The Ups And Downs Of The GOP Year
LINDA WERTHEIMER, HOST:
Now, we'll take a look down the Mall and across the aisle at the Republican Party, which had a pretty tumultuous 2013. NPR's senior Washington editor Ron Elving is here to give us the GOP's greatest hits of the past year. Ron, Happy New Year, almost.
RON ELVING, BYLINE: Almost Happy New Year to you, too, Linda.
WERTHEIMER: Let's start with some good news for the GOP. There is a new poll which was out yesterday. If you could vote today, would you vote for Republicans or Democrats and Republicans got a five-point lead.
ELVING: Yes, they did, 49 to 44, which is quite a reversal from October when they were done by eight points in the midst of the government shutdown. So most everyone is going to attribute this to the unpopular, rocky, whatever you want to call it, semi-disastrous rollout of the Obamacare program in the last couple of months that's really put a bruise on the Democrats brand much the way the government shutdown had put a bruise on the Republicans.

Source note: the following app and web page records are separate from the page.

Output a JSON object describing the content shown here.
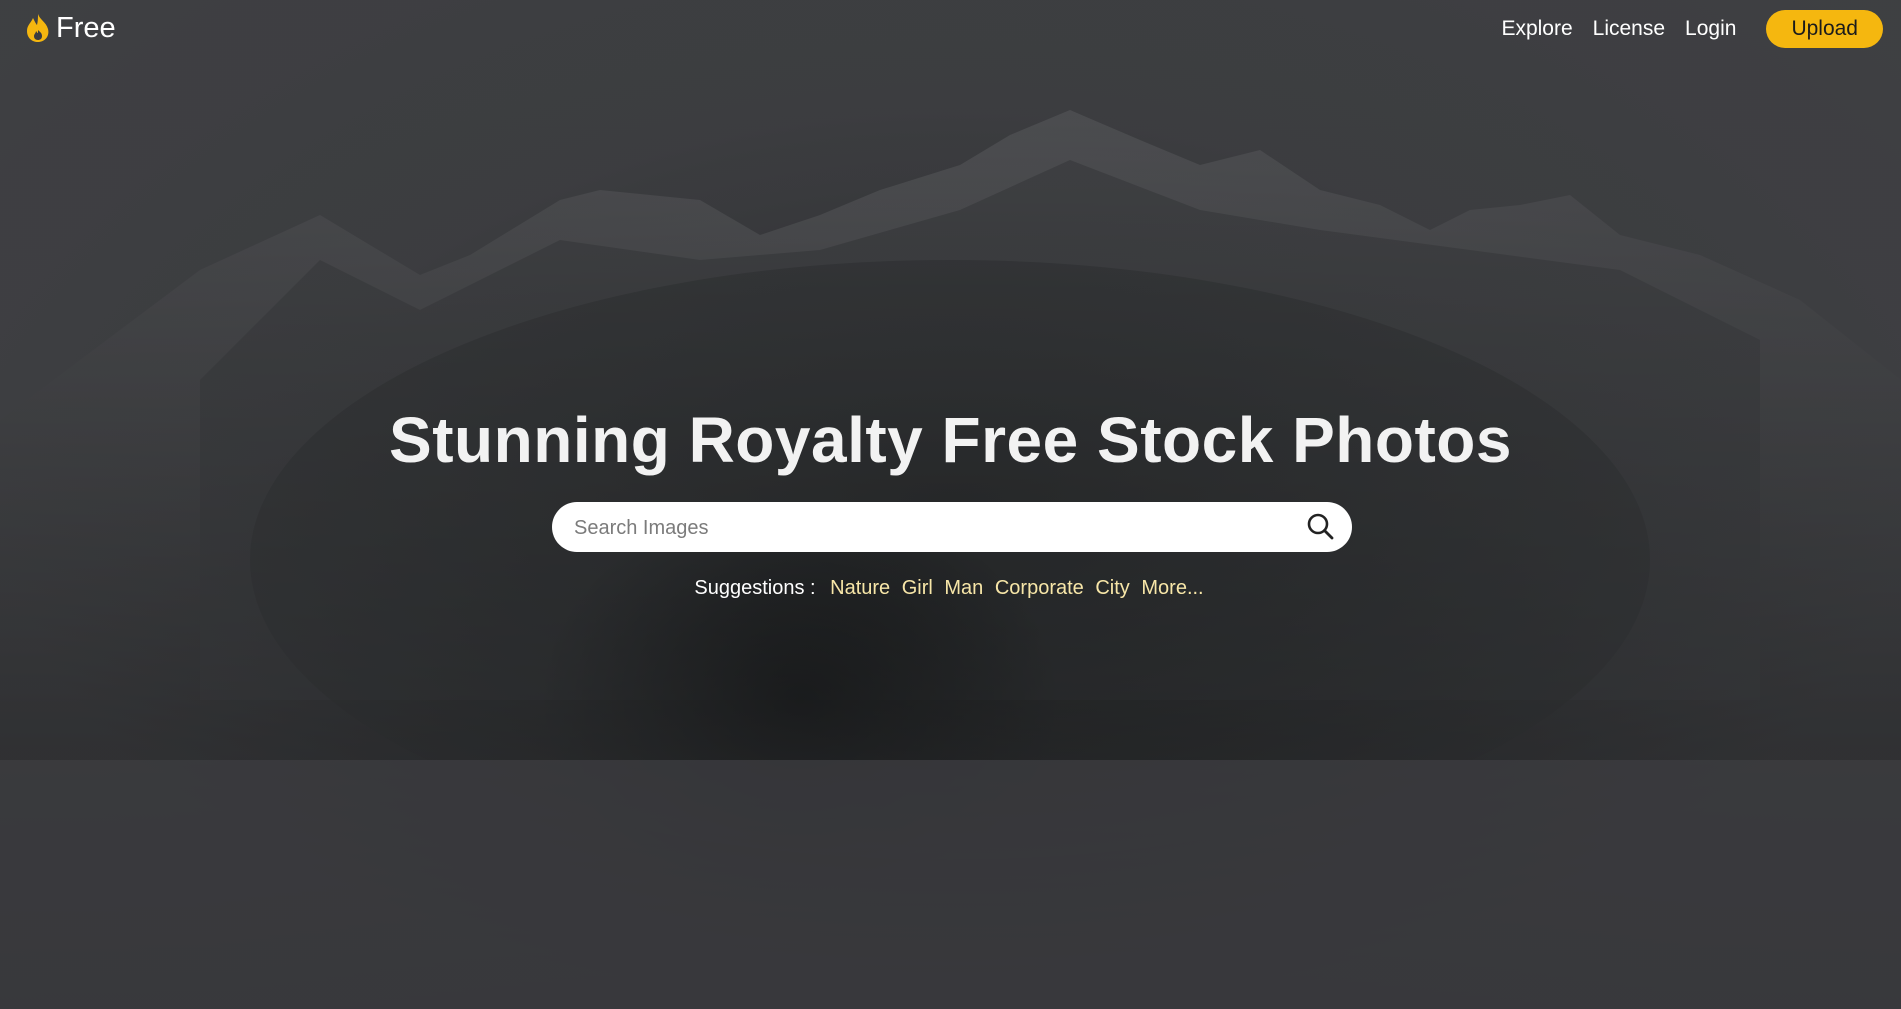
{
  "header": {
    "logo_text": "Free",
    "nav": {
      "explore": "Explore",
      "license": "License",
      "login": "Login",
      "upload": "Upload"
    }
  },
  "hero": {
    "title": "Stunning Royalty Free Stock Photos",
    "search": {
      "placeholder": "Search Images",
      "value": ""
    },
    "suggestions": {
      "label": "Suggestions :",
      "items": [
        "Nature",
        "Girl",
        "Man",
        "Corporate",
        "City",
        "More..."
      ]
    }
  },
  "colors": {
    "accent": "#f5b70f",
    "suggestion_link": "#f7e6a8",
    "background": "#3b3c3f"
  },
  "icons": {
    "logo": "flame-icon",
    "search": "search-icon"
  }
}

You could say the Republicans are ending 2013 on their highest note of the year.
WERTHEIMER: That's the best thing that has happened to them. Well, 2014 looms. How are they shaping up for the midterms?
ELVING: The midterms look good for Republicans. They will almost certainly hold control of the House. The Democrats would need nearly 20 seats in that takeaway. That's a big order and particularly because the president's party, in this case the Democrats, tends to lose seats in the midterms, not gain. On the Senate side, the Republicans are on the march. They need six seats to take back the majority in the Senate.
They may or may not get there, but the seats are out there to win. There are a lot of red states electing senators, some with incumbents like Louisiana and Arkansas, North Carolina where the Democrats got a struggle, others where there's a vacancy, say, in a Montana or a South Dakota.
WERTHEIMER: One of the big events of 2013, of course, was the government shutdown. Now, that was not so good for the Grand Old Party.
ELVING: No. And it illustrated the split between the two lobes of the current Republican brain. They have a governing party, if you will, some people call it the Establishment Party, but it's the party that is particularly interested in having office and making policy. And then they also have a populist sort of anti-government lobe. We refer to this sort of loosely as the Tea Party, although that probably suggests more structure and coherence than the Tea Party actually wants.
And in that part of the party, they were not interested in having another standard budget process that made government a little bigger and that did not reduce the deficit enough, even though this was probably a budget that most Republicans could have accepted. The Tea Party wing, if you will, the absolutists, also saw this as an opportunity to stop the implementation of Obamacare and they were willing to shut the government down, at least partially and temporarily, to keep Obamacare from taking effect.
WERTHEIMER: Well, now I wonder where the Republicans go in 2014, considering this kind of schism that they're experiencing. Do you think that perhaps indicates some trouble ahead?
ELVING: We saw a primary in Alabama this fall between a quite conservative Republican nominee who had held office, had been in the state legislature. He was challenged by a Tea Party challenger who had almost no resources at all when he began and in the end the conventional candidate won, but only by a few percentage points. We're going to see more primaries like that for the House and for the Senate for the Republicans leading up to a huge brawl over the 2016 presidential nomination that will really pit these two parts of the party against each other.
WERTHEIMER: Who will be the candidates that will emerge from that brawl?
ELVING: My guess is it will be someone who did not run in 2008 or 2012. It'll be one of the newer names: Chris Christie from New Jersey; maybe Jeb Bush attempting a comeback for his family; Scott Walker, the governor of Wisconsin; or maybe Rand Paul or Ted Cruz from the Senate or Marco Rubio from the Senate. Somebody who has not been out in the presidential lists before.
WERTHEIMER: Ron Elving is NPR's senior Washington editor. Thanks very much, Ron.
ELVING: Thank you, Linda.